**ASSIGNED TASK**
Locate the string "location" in the listing below. Copy every line where it is found.

**DATASET CONTENT**
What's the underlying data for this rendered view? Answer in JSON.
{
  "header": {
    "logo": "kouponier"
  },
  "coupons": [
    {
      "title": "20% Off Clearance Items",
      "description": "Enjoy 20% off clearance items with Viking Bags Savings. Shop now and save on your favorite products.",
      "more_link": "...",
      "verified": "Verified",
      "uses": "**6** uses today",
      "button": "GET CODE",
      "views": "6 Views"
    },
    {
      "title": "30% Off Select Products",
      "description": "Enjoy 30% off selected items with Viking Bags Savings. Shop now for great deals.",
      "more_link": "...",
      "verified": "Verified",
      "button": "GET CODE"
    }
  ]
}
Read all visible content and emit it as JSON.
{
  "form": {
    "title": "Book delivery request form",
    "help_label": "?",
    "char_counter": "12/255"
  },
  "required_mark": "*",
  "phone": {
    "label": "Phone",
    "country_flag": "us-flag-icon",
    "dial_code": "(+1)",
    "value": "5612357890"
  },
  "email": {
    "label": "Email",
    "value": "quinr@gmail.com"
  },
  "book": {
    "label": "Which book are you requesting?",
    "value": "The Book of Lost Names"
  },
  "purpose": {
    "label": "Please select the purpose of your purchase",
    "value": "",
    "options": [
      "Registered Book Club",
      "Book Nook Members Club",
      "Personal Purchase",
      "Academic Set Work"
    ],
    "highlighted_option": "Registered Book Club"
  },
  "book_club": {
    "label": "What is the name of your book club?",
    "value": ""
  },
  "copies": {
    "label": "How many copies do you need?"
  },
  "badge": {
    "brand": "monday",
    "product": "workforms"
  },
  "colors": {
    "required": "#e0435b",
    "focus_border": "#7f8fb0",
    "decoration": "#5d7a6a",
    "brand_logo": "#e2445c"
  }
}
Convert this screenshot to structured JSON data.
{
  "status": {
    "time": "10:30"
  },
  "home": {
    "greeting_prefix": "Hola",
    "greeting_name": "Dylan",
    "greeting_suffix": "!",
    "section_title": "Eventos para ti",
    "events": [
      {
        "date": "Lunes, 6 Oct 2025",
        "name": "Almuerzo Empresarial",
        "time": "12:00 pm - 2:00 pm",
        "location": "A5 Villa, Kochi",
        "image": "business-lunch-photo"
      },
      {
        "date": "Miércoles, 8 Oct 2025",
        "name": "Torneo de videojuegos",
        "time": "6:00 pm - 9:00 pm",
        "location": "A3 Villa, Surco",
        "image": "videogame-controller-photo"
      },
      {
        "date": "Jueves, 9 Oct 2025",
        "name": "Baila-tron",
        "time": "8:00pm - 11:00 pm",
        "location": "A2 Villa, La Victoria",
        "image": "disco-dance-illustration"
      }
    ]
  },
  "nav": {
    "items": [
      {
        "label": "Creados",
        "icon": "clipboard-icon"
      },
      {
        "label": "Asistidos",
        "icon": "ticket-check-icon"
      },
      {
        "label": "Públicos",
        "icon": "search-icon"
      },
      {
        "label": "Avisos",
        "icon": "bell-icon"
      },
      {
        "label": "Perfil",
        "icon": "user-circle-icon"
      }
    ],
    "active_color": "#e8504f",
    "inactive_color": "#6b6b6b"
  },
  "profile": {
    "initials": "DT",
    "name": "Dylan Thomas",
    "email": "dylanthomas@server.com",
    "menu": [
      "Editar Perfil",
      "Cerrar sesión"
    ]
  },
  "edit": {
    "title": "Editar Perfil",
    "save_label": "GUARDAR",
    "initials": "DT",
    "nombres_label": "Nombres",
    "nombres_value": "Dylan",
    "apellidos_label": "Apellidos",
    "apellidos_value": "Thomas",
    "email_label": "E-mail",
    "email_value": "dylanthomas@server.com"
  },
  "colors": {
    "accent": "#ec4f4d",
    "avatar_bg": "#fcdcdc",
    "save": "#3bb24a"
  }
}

**SOLUTION FOR THIS EXERCISE**
        "location": "A5 Villa, Kochi",
        "location": "A3 Villa, Surco",
        "location": "A2 Villa, La Victoria",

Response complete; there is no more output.